Geoscience Reference
In-Depth Information
such as the SuperDARN network; Ruohoniemi and Greenwald 2005 ) and based
on in situ measurements at ionospheric heights by satellites (e.g., Weimer 1995 ,
2005 ), but we use here statistical data obtained in the spacious area of the whole
magnetosphere by the Cluster satellites during the same time interval as the CHAMP
data acquisition.
The Cluster mission is an European Space Agency (ESA) project, launched in
2000, comprising four identical satellites flying in close formation around the Earth.
Cluster has a nearly 90 ı inclination elliptical polar orbit, with initial perigee at
around 4 RE and apogee around 19 RE geocentric distance, and an orbital period
of approximately 57 h (Escoubet and Schmidt 1997 ). Measurements of the plasma
convection (or drift) velocity have been obtained with the Electron Drift Instrument
(EDI) on board Cluster. The basis of the electron drift technique is the injection
of 2 weak beams of electrons and their detection after one or more gyrations in
the ambient magnetic field. Because of their cycloidal motion, beam electrons can
return to the associated detectors only when fired in directions uniquely determined
by the magnitude and direction of the plasma drift velocity. The drift velocity is
computed either from the direction of the beams (via triangulation) or from the
difference in their times-of-flight. An important advantage of EDI for high-latitude
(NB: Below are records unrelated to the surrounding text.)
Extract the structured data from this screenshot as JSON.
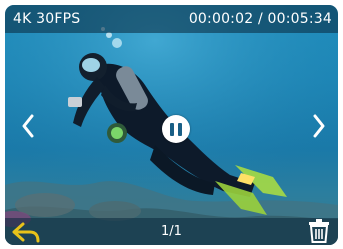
{
  "status": {
    "resolution": "4K 30FPS",
    "time": "00:00:02 / 00:05:34"
  },
  "playback": {
    "page_counter": "1/1",
    "state_icon": "pause-icon"
  },
  "icons": {
    "prev": "chevron-left-icon",
    "next": "chevron-right-icon",
    "back": "back-arrow-icon",
    "delete": "trash-icon"
  },
  "colors": {
    "water": "#1d86b6",
    "back_icon": "#e8c21a",
    "overlay_bar": "#0a283c"
  }
}
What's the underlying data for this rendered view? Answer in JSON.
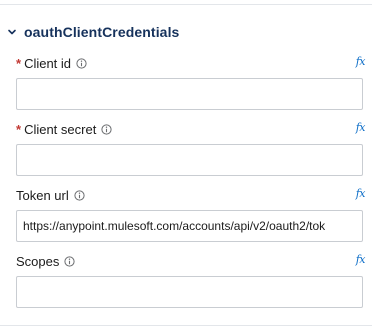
{
  "section": {
    "title": "oauthClientCredentials",
    "expanded": true
  },
  "fields": [
    {
      "label": "Client id",
      "required": true,
      "value": "",
      "info_icon": "info-icon",
      "expr_icon": "𝑓x"
    },
    {
      "label": "Client secret",
      "required": true,
      "value": "",
      "info_icon": "info-icon",
      "expr_icon": "𝑓x"
    },
    {
      "label": "Token url",
      "required": false,
      "value": "https://anypoint.mulesoft.com/accounts/api/v2/oauth2/tok",
      "info_icon": "info-icon",
      "expr_icon": "𝑓x"
    },
    {
      "label": "Scopes",
      "required": false,
      "value": "",
      "info_icon": "info-icon",
      "expr_icon": "𝑓x"
    }
  ],
  "required_marker": "*",
  "colors": {
    "section_title": "#16325c",
    "required": "#c23934",
    "fx": "#0f6fc8",
    "input_border": "#c9cdd2"
  }
}
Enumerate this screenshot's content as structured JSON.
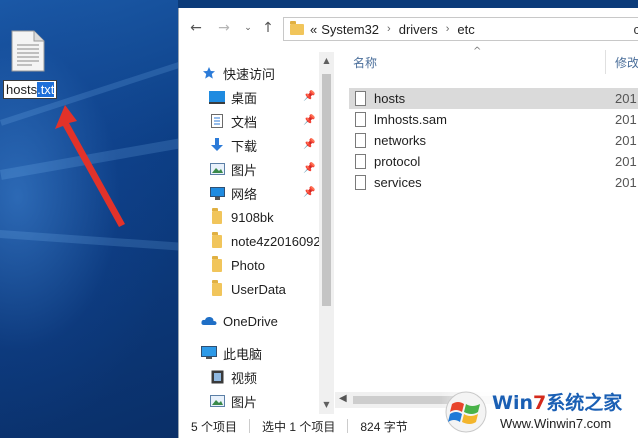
{
  "desktop": {
    "file_icon": "text-file-icon",
    "rename_base": "hosts",
    "rename_ext": ".txt"
  },
  "explorer": {
    "nav": {
      "back": "arrow-left-icon",
      "forward": "arrow-right-icon",
      "dropdown": "chevron-down-icon",
      "up": "arrow-up-icon"
    },
    "address": {
      "overflow": "«",
      "segments": [
        "System32",
        "drivers",
        "etc"
      ],
      "trail_char": "c"
    },
    "nav_pane": {
      "items": [
        {
          "label": "快速访问",
          "icon": "star-icon",
          "pinned": false
        },
        {
          "label": "桌面",
          "icon": "desktop-icon",
          "pinned": true
        },
        {
          "label": "文档",
          "icon": "document-icon",
          "pinned": true
        },
        {
          "label": "下载",
          "icon": "download-icon",
          "pinned": true
        },
        {
          "label": "图片",
          "icon": "pictures-icon",
          "pinned": true
        },
        {
          "label": "网络",
          "icon": "network-icon",
          "pinned": true
        },
        {
          "label": "9108bk",
          "icon": "folder-icon",
          "pinned": false
        },
        {
          "label": "note4z2016092",
          "icon": "folder-icon",
          "pinned": false
        },
        {
          "label": "Photo",
          "icon": "folder-icon",
          "pinned": false
        },
        {
          "label": "UserData",
          "icon": "folder-icon",
          "pinned": false
        },
        {
          "label": "OneDrive",
          "icon": "cloud-icon",
          "pinned": false
        },
        {
          "label": "此电脑",
          "icon": "computer-icon",
          "pinned": false
        },
        {
          "label": "视频",
          "icon": "video-icon",
          "pinned": false
        },
        {
          "label": "图片",
          "icon": "pictures-icon",
          "pinned": false
        }
      ]
    },
    "columns": {
      "name": "名称",
      "modified": "修改"
    },
    "files": [
      {
        "name": "hosts",
        "date": "201",
        "selected": true
      },
      {
        "name": "lmhosts.sam",
        "date": "201",
        "selected": false
      },
      {
        "name": "networks",
        "date": "201",
        "selected": false
      },
      {
        "name": "protocol",
        "date": "201",
        "selected": false
      },
      {
        "name": "services",
        "date": "201",
        "selected": false
      }
    ],
    "status": {
      "count": "5 个项目",
      "selection": "选中 1 个项目",
      "size": "824 字节"
    }
  },
  "watermark": {
    "title_a": "Win",
    "title_b": "7",
    "title_c": "系统之家",
    "url": "Www.Winwin7.com",
    "colors": {
      "blue": "#1a5fb4",
      "red": "#d42a1c"
    }
  },
  "colors": {
    "selection": "#1e6fd9",
    "arrow": "#e2322a",
    "row_selected": "#dadada"
  }
}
convection measurements is its immunity from wake effects that can interfere with
the double-probe measurements under conditions of low plasma density that often
occur over the polar cap. Furthermore, the EDI measures the entire vector drift
velocity, which is equivalent to the transverse electric field when gradient drift
effects are small, as it is the case over the polar cap (for more details, see, e.g.,
Paschmann et al. 2001 ).
Vector measurements of the EDI instrument, available for several years, have
been used to derive statistical maps of the high-latitude plasma convection, as shown
here in Fig. 4.3 for the Southern Hemisphere. The EDI measurements, obtained at
geocentric distances between 4 and 15 RE over both hemispheres, are mapped into
the polar ionosphere and sorted according to the clock angle of the IMF as measured
at ACE upstream in the solar wind (Forster et al. 2007 , 2009 ; Haaland et al. 2007 ).
The IMF clock angle considers the orientation of the IMF in the GSM yz -plane,
with zero angle for purely northward IMF and then counted clockwise in this plane,
so that we have
C 90 ı for sector 2,
˙ 180 ı for sector 4 (purely southward IMF),
and so on.
Comparison with published statistical results based on Super Dual Auroral Radar
Network (SuperDARN) radar (e.g., Ruohoniemi and Greenwald 2005 )andlow-
altitude satellite measurements (e.g., Weimer 2005 ) shows excellent agreement of
the average convection patterns, and in particular the incomplete mirror symmetry
between the effects of positive and negative IMF B y , the appearance of a duskward
flow component for strongly southward IMF, and the general weakening of the
flows and potentials for northward IMF orientations (sector 0). This agreement lends
credence to the validity of the assumption underlying the mapping of the EDI data,
namely, that magnetic field lines are equipotentials.
Figure 4.4 gives an impression about the influence of the IMF orientation
and the differences between the hemispheres. The wind amplitudes are smallest
Search WWH ::

Custom Search